Each line below must be reproduced exactly, though the pictures are to be dropped.

[Records for the exercise — start]

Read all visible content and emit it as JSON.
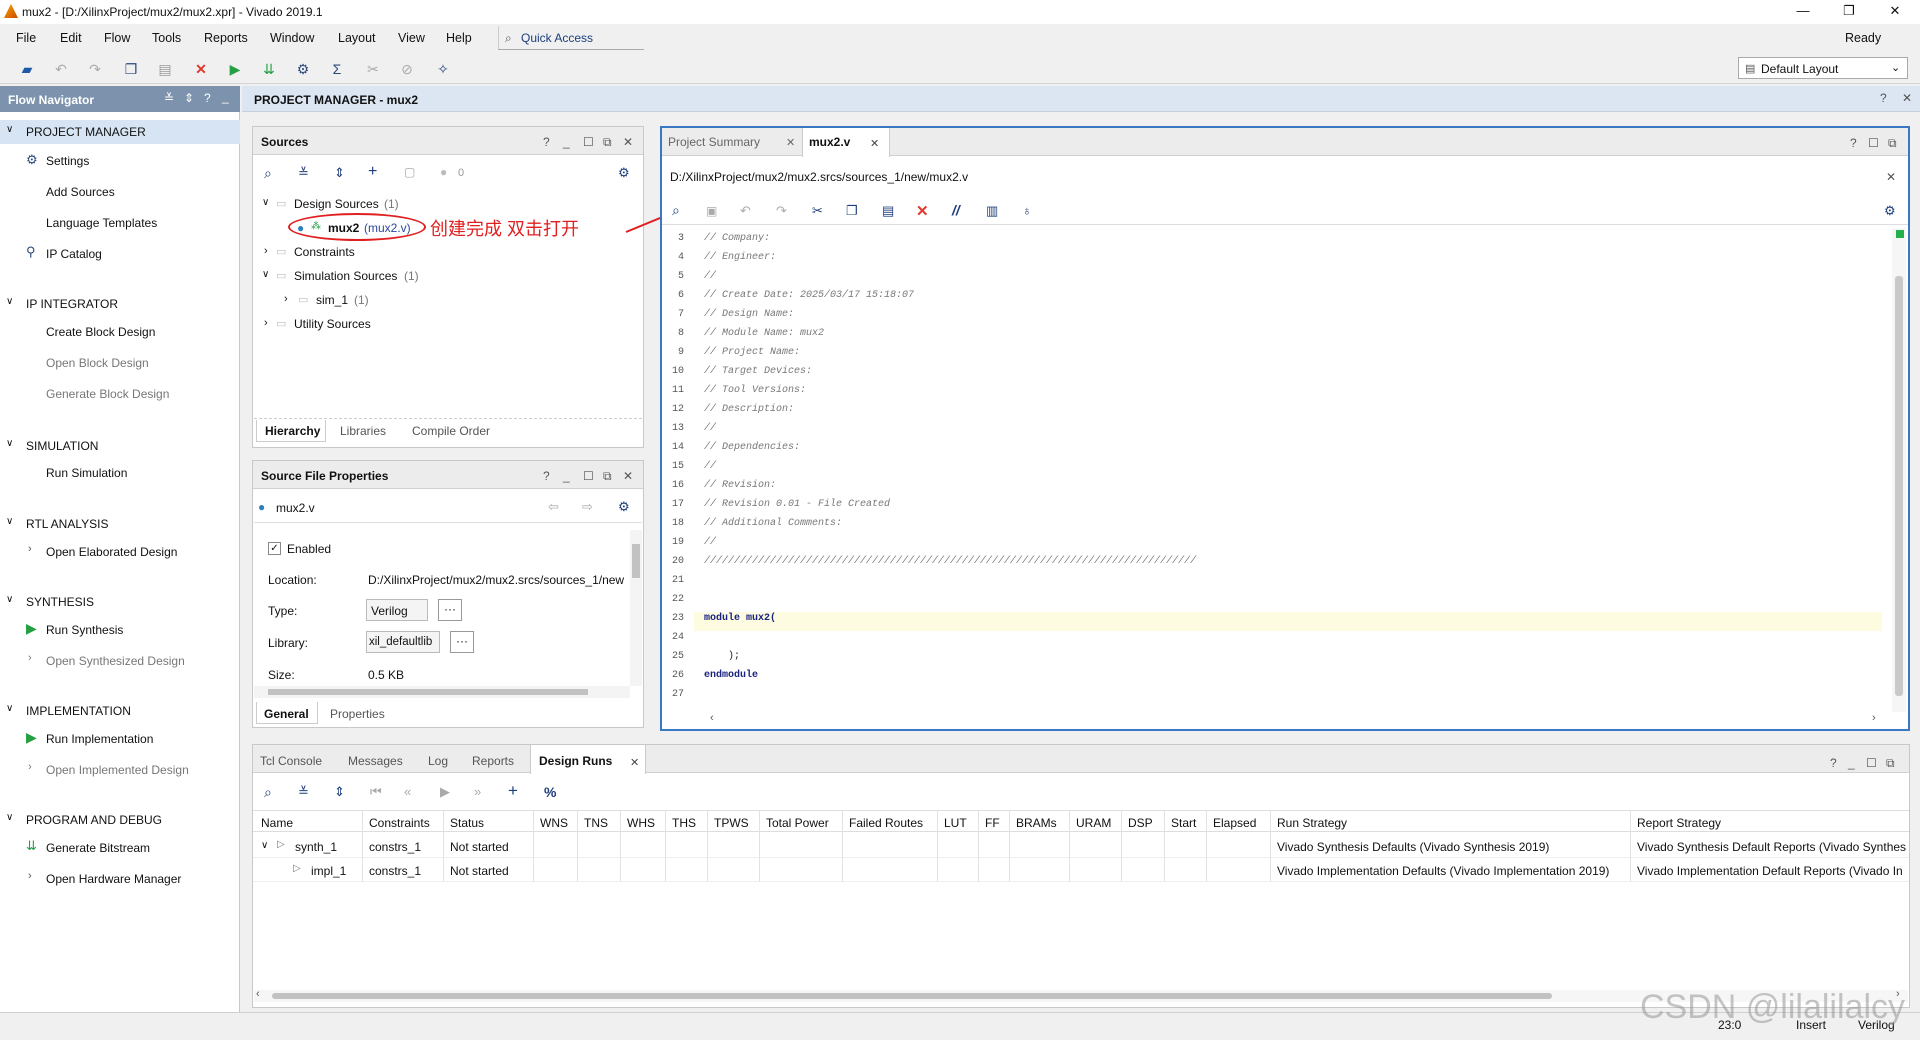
{
  "window": {
    "title": "mux2 - [D:/XilinxProject/mux2/mux2.xpr] - Vivado 2019.1",
    "minimize": "—",
    "restore": "❐",
    "close": "✕"
  },
  "menus": [
    "File",
    "Edit",
    "Flow",
    "Tools",
    "Reports",
    "Window",
    "Layout",
    "View",
    "Help"
  ],
  "quick_access": "Quick Access",
  "status_ready": "Ready",
  "layout_select": "Default Layout",
  "flow_navigator": {
    "title": "Flow Navigator",
    "sections": [
      {
        "name": "PROJECT MANAGER",
        "items": [
          "Settings",
          "Add Sources",
          "Language Templates",
          "IP Catalog"
        ]
      },
      {
        "name": "IP INTEGRATOR",
        "items": [
          "Create Block Design",
          "Open Block Design",
          "Generate Block Design"
        ]
      },
      {
        "name": "SIMULATION",
        "items": [
          "Run Simulation"
        ]
      },
      {
        "name": "RTL ANALYSIS",
        "items": [
          "Open Elaborated Design"
        ]
      },
      {
        "name": "SYNTHESIS",
        "items": [
          "Run Synthesis",
          "Open Synthesized Design"
        ]
      },
      {
        "name": "IMPLEMENTATION",
        "items": [
          "Run Implementation",
          "Open Implemented Design"
        ]
      },
      {
        "name": "PROGRAM AND DEBUG",
        "items": [
          "Generate Bitstream",
          "Open Hardware Manager"
        ]
      }
    ]
  },
  "pm_header": "PROJECT MANAGER - mux2",
  "sources": {
    "title": "Sources",
    "count": "0",
    "tree": {
      "design_sources": "Design Sources",
      "design_sources_count": "(1)",
      "mux2": "mux2",
      "mux2_file": "(mux2.v)",
      "constraints": "Constraints",
      "simulation_sources": "Simulation Sources",
      "simulation_sources_count": "(1)",
      "sim_1": "sim_1",
      "sim_1_count": "(1)",
      "utility_sources": "Utility Sources"
    },
    "tabs": [
      "Hierarchy",
      "Libraries",
      "Compile Order"
    ]
  },
  "annotation": "创建完成 双击打开",
  "props": {
    "title": "Source File Properties",
    "file": "mux2.v",
    "enabled": "Enabled",
    "location_label": "Location:",
    "location": "D:/XilinxProject/mux2/mux2.srcs/sources_1/new",
    "type_label": "Type:",
    "type": "Verilog",
    "library_label": "Library:",
    "library": "xil_defaultlib",
    "size_label": "Size:",
    "size": "0.5 KB",
    "tabs": [
      "General",
      "Properties"
    ]
  },
  "editor": {
    "tabs": [
      "Project Summary",
      "mux2.v"
    ],
    "path": "D:/XilinxProject/mux2/mux2.srcs/sources_1/new/mux2.v",
    "lines": [
      {
        "n": "3",
        "t": "// Company:"
      },
      {
        "n": "4",
        "t": "// Engineer:"
      },
      {
        "n": "5",
        "t": "//"
      },
      {
        "n": "6",
        "t": "// Create Date: 2025/03/17 15:18:07"
      },
      {
        "n": "7",
        "t": "// Design Name:"
      },
      {
        "n": "8",
        "t": "// Module Name: mux2"
      },
      {
        "n": "9",
        "t": "// Project Name:"
      },
      {
        "n": "10",
        "t": "// Target Devices:"
      },
      {
        "n": "11",
        "t": "// Tool Versions:"
      },
      {
        "n": "12",
        "t": "// Description:"
      },
      {
        "n": "13",
        "t": "//"
      },
      {
        "n": "14",
        "t": "// Dependencies:"
      },
      {
        "n": "15",
        "t": "//"
      },
      {
        "n": "16",
        "t": "// Revision:"
      },
      {
        "n": "17",
        "t": "// Revision 0.01 - File Created"
      },
      {
        "n": "18",
        "t": "// Additional Comments:"
      },
      {
        "n": "19",
        "t": "//"
      },
      {
        "n": "20",
        "t": "//////////////////////////////////////////////////////////////////////////////////"
      },
      {
        "n": "21",
        "t": ""
      },
      {
        "n": "22",
        "t": ""
      },
      {
        "n": "23",
        "t": "module mux2("
      },
      {
        "n": "24",
        "t": ""
      },
      {
        "n": "25",
        "t": "    );"
      },
      {
        "n": "26",
        "t": "endmodule"
      },
      {
        "n": "27",
        "t": ""
      }
    ]
  },
  "bottom": {
    "tabs": [
      "Tcl Console",
      "Messages",
      "Log",
      "Reports",
      "Design Runs"
    ],
    "columns": [
      "Name",
      "Constraints",
      "Status",
      "WNS",
      "TNS",
      "WHS",
      "THS",
      "TPWS",
      "Total Power",
      "Failed Routes",
      "LUT",
      "FF",
      "BRAMs",
      "URAM",
      "DSP",
      "Start",
      "Elapsed",
      "Run Strategy",
      "Report Strategy"
    ],
    "rows": [
      {
        "name": "synth_1",
        "constraints": "constrs_1",
        "status": "Not started",
        "run_strategy": "Vivado Synthesis Defaults (Vivado Synthesis 2019)",
        "report_strategy": "Vivado Synthesis Default Reports (Vivado Synthes"
      },
      {
        "name": "impl_1",
        "constraints": "constrs_1",
        "status": "Not started",
        "run_strategy": "Vivado Implementation Defaults (Vivado Implementation 2019)",
        "report_strategy": "Vivado Implementation Default Reports (Vivado In"
      }
    ]
  },
  "statusbar": {
    "pos": "23:0",
    "mode": "Insert",
    "lang": "Verilog",
    "watermark": "CSDN @lilalilalcy"
  }
}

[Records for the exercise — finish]

The completed task =>
Read all visible content and emit it as JSON.
{
  "window": {
    "title": "mux2 - [D:/XilinxProject/mux2/mux2.xpr] - Vivado 2019.1",
    "minimize": "—",
    "restore": "❐",
    "close": "✕"
  },
  "menus": [
    "File",
    "Edit",
    "Flow",
    "Tools",
    "Reports",
    "Window",
    "Layout",
    "View",
    "Help"
  ],
  "quick_access": "Quick Access",
  "status_ready": "Ready",
  "layout_select": "Default Layout",
  "flow_navigator": {
    "title": "Flow Navigator",
    "sections": [
      {
        "name": "PROJECT MANAGER",
        "items": [
          "Settings",
          "Add Sources",
          "Language Templates",
          "IP Catalog"
        ]
      },
      {
        "name": "IP INTEGRATOR",
        "items": [
          "Create Block Design",
          "Open Block Design",
          "Generate Block Design"
        ]
      },
      {
        "name": "SIMULATION",
        "items": [
          "Run Simulation"
        ]
      },
      {
        "name": "RTL ANALYSIS",
        "items": [
          "Open Elaborated Design"
        ]
      },
      {
        "name": "SYNTHESIS",
        "items": [
          "Run Synthesis",
          "Open Synthesized Design"
        ]
      },
      {
        "name": "IMPLEMENTATION",
        "items": [
          "Run Implementation",
          "Open Implemented Design"
        ]
      },
      {
        "name": "PROGRAM AND DEBUG",
        "items": [
          "Generate Bitstream",
          "Open Hardware Manager"
        ]
      }
    ]
  },
  "pm_header": "PROJECT MANAGER - mux2",
  "sources": {
    "title": "Sources",
    "count": "0",
    "tree": {
      "design_sources": "Design Sources",
      "design_sources_count": "(1)",
      "mux2": "mux2",
      "mux2_file": "(mux2.v)",
      "constraints": "Constraints",
      "simulation_sources": "Simulation Sources",
      "simulation_sources_count": "(1)",
      "sim_1": "sim_1",
      "sim_1_count": "(1)",
      "utility_sources": "Utility Sources"
    },
    "tabs": [
      "Hierarchy",
      "Libraries",
      "Compile Order"
    ]
  },
  "annotation": "创建完成 双击打开",
  "props": {
    "title": "Source File Properties",
    "file": "mux2.v",
    "enabled": "Enabled",
    "location_label": "Location:",
    "location": "D:/XilinxProject/mux2/mux2.srcs/sources_1/new",
    "type_label": "Type:",
    "type": "Verilog",
    "library_label": "Library:",
    "library": "xil_defaultlib",
    "size_label": "Size:",
    "size": "0.5 KB",
    "tabs": [
      "General",
      "Properties"
    ]
  },
  "editor": {
    "tabs": [
      "Project Summary",
      "mux2.v"
    ],
    "path": "D:/XilinxProject/mux2/mux2.srcs/sources_1/new/mux2.v",
    "lines": [
      {
        "n": "3",
        "t": "// Company:"
      },
      {
        "n": "4",
        "t": "// Engineer:"
      },
      {
        "n": "5",
        "t": "//"
      },
      {
        "n": "6",
        "t": "// Create Date: 2025/03/17 15:18:07"
      },
      {
        "n": "7",
        "t": "// Design Name:"
      },
      {
        "n": "8",
        "t": "// Module Name: mux2"
      },
      {
        "n": "9",
        "t": "// Project Name:"
      },
      {
        "n": "10",
        "t": "// Target Devices:"
      },
      {
        "n": "11",
        "t": "// Tool Versions:"
      },
      {
        "n": "12",
        "t": "// Description:"
      },
      {
        "n": "13",
        "t": "//"
      },
      {
        "n": "14",
        "t": "// Dependencies:"
      },
      {
        "n": "15",
        "t": "//"
      },
      {
        "n": "16",
        "t": "// Revision:"
      },
      {
        "n": "17",
        "t": "// Revision 0.01 - File Created"
      },
      {
        "n": "18",
        "t": "// Additional Comments:"
      },
      {
        "n": "19",
        "t": "//"
      },
      {
        "n": "20",
        "t": "//////////////////////////////////////////////////////////////////////////////////"
      },
      {
        "n": "21",
        "t": ""
      },
      {
        "n": "22",
        "t": ""
      },
      {
        "n": "23",
        "t": "module mux2("
      },
      {
        "n": "24",
        "t": ""
      },
      {
        "n": "25",
        "t": "    );"
      },
      {
        "n": "26",
        "t": "endmodule"
      },
      {
        "n": "27",
        "t": ""
      }
    ]
  },
  "bottom": {
    "tabs": [
      "Tcl Console",
      "Messages",
      "Log",
      "Reports",
      "Design Runs"
    ],
    "columns": [
      "Name",
      "Constraints",
      "Status",
      "WNS",
      "TNS",
      "WHS",
      "THS",
      "TPWS",
      "Total Power",
      "Failed Routes",
      "LUT",
      "FF",
      "BRAMs",
      "URAM",
      "DSP",
      "Start",
      "Elapsed",
      "Run Strategy",
      "Report Strategy"
    ],
    "rows": [
      {
        "name": "synth_1",
        "constraints": "constrs_1",
        "status": "Not started",
        "run_strategy": "Vivado Synthesis Defaults (Vivado Synthesis 2019)",
        "report_strategy": "Vivado Synthesis Default Reports (Vivado Synthes"
      },
      {
        "name": "impl_1",
        "constraints": "constrs_1",
        "status": "Not started",
        "run_strategy": "Vivado Implementation Defaults (Vivado Implementation 2019)",
        "report_strategy": "Vivado Implementation Default Reports (Vivado In"
      }
    ]
  },
  "statusbar": {
    "pos": "23:0",
    "mode": "Insert",
    "lang": "Verilog",
    "watermark": "CSDN @lilalilalcy"
  }
}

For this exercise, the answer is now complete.